Second, as I have noted elsewhere, in my opinion the person who ought to be most ashamed of his performance in this post-season (with the possible exception of the aforementioned Mr. Jurcina) is Steven Walkom, the NHL’s Director of Officiating. Seriously, what the hell is going on this year? There have been goals scored when the attacking team was offside. There have been goals disallowed because the official was “intending” to blow the whistle. The types of calls being made within games and from game-to-game vary so broadly and erratically that the referees have become nothing but a laughable source of frustration for the fans and players of every team. In what world was it fair for the referee to banish Kozlov for goaltender interference (please read, “being propelled into the goaltender by an opposition player”) with 3 minutes remaining in the third period of a tie game, and yet no call at all was made when a Philadelphia player (it may even have been Knuble, now that I think of it) steamrollered right over Huet in overtime? Bugger the fiction that it’s fair to “let the players decide” by putting the whistles away: that philosophy of officiating gives an advantage to a team that takes physical liberties with its opposition. If you can make it into overtime with a bunch of muggers and goons, your opposition is doomed because they don’t stand a chance of surviving the extra frame. This type of “situational ethics” is exactly the kind of thing that engenders suspicion of the officiating in general. If it’s a penalty in the first period, it’s a penalty in the second overtime. Call it, and call it the same for both teams. How hard is that to understand as a mission statement for the zebras?
Twenty-five minutes to game time now. I need to go run a couple of quick errands, then settle down in front of the tube.
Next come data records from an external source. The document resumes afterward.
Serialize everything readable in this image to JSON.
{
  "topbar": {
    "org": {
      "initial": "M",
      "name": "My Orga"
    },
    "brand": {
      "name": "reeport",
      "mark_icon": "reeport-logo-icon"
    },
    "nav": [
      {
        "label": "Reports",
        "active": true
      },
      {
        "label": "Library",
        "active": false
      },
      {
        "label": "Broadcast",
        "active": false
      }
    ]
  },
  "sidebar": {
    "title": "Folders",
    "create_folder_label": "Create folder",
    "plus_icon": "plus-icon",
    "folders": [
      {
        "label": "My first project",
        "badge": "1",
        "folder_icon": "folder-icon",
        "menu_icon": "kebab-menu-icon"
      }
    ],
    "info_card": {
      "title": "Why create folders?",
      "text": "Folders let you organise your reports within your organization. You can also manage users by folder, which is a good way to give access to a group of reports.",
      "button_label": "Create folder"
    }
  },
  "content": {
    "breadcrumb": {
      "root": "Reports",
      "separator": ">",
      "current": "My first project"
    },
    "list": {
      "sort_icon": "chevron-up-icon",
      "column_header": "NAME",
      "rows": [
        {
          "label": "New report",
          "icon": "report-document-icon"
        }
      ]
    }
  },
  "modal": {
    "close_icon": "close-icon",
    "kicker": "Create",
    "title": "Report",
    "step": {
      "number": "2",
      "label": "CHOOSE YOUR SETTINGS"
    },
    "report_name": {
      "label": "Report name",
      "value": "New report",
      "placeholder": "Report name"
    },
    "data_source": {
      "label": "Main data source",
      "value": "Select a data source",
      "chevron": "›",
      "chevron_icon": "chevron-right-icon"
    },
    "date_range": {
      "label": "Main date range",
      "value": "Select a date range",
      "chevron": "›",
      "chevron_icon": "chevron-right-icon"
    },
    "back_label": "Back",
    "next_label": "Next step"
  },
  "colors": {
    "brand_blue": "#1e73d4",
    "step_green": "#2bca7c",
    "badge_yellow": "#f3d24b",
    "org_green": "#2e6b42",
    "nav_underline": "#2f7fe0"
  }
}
Ovechkin and Semin need to dominate early in this game, and the Caps need to score early and often. If they can win this one, who knows what might happen – but I suspect they are Dead Men Walking.